#### TASK DETAILS
Would you please write out the records below exactly as they appear?

#### THE DATA
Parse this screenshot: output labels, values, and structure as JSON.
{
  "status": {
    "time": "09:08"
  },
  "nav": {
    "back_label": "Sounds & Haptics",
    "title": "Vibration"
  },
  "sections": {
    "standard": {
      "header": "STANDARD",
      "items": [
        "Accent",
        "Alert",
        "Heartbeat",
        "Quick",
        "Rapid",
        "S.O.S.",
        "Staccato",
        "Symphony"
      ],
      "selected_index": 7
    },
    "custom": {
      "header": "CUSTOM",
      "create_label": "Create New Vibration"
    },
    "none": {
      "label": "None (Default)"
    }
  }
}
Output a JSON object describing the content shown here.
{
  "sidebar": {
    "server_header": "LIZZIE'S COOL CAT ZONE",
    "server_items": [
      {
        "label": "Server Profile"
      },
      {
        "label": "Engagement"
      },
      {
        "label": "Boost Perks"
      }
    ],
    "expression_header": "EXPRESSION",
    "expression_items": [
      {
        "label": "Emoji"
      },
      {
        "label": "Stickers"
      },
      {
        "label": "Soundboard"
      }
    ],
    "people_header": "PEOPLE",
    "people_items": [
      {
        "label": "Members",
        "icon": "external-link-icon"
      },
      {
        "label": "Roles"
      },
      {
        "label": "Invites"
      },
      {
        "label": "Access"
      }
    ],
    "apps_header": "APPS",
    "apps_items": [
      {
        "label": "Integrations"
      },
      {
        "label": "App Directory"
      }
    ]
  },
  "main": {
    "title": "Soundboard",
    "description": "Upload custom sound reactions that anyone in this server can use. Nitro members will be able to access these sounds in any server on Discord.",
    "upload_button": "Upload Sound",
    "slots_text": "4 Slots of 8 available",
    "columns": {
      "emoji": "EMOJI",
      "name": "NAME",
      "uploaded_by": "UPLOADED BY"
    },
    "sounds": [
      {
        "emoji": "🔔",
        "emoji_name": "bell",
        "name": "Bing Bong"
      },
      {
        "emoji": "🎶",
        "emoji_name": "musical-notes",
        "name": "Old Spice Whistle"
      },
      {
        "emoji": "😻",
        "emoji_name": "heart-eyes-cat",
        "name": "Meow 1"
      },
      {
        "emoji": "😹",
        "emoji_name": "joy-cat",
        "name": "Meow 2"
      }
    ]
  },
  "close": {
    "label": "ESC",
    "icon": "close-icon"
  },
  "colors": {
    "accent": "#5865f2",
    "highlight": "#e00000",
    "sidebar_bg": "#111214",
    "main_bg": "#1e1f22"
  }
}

#### EXERCISE OUTPUT
Parse this screenshot: output labels, values, and structure as JSON.
{
  "status": {
    "time": "09:08"
  },
  "nav": {
    "back_label": "Sounds & Haptics",
    "title": "Vibration"
  },
  "sections": {
    "standard": {
      "header": "STANDARD",
      "items": [
        "Accent",
        "Alert",
        "Heartbeat",
        "Quick",
        "Rapid",
        "S.O.S.",
        "Staccato",
        "Symphony"
      ],
      "selected_index": 7
    },
    "custom": {
      "header": "CUSTOM",
      "create_label": "Create New Vibration"
    },
    "none": {
      "label": "None (Default)"
    }
  }
}
Output a JSON object describing the content shown here.
{
  "sidebar": {
    "server_header": "LIZZIE'S COOL CAT ZONE",
    "server_items": [
      {
        "label": "Server Profile"
      },
      {
        "label": "Engagement"
      },
      {
        "label": "Boost Perks"
      }
    ],
    "expression_header": "EXPRESSION",
    "expression_items": [
      {
        "label": "Emoji"
      },
      {
        "label": "Stickers"
      },
      {
        "label": "Soundboard"
      }
    ],
    "people_header": "PEOPLE",
    "people_items": [
      {
        "label": "Members",
        "icon": "external-link-icon"
      },
      {
        "label": "Roles"
      },
      {
        "label": "Invites"
      },
      {
        "label": "Access"
      }
    ],
    "apps_header": "APPS",
    "apps_items": [
      {
        "label": "Integrations"
      },
      {
        "label": "App Directory"
      }
    ]
  },
  "main": {
    "title": "Soundboard",
    "description": "Upload custom sound reactions that anyone in this server can use. Nitro members will be able to access these sounds in any server on Discord.",
    "upload_button": "Upload Sound",
    "slots_text": "4 Slots of 8 available",
    "columns": {
      "emoji": "EMOJI",
      "name": "NAME",
      "uploaded_by": "UPLOADED BY"
    },
    "sounds": [
      {
        "emoji": "🔔",
        "emoji_name": "bell",
        "name": "Bing Bong"
      },
      {
        "emoji": "🎶",
        "emoji_name": "musical-notes",
        "name": "Old Spice Whistle"
      },
      {
        "emoji": "😻",
        "emoji_name": "heart-eyes-cat",
        "name": "Meow 1"
      },
      {
        "emoji": "😹",
        "emoji_name": "joy-cat",
        "name": "Meow 2"
      }
    ]
  },
  "close": {
    "label": "ESC",
    "icon": "close-icon"
  },
  "colors": {
    "accent": "#5865f2",
    "highlight": "#e00000",
    "sidebar_bg": "#111214",
    "main_bg": "#1e1f22"
  }
}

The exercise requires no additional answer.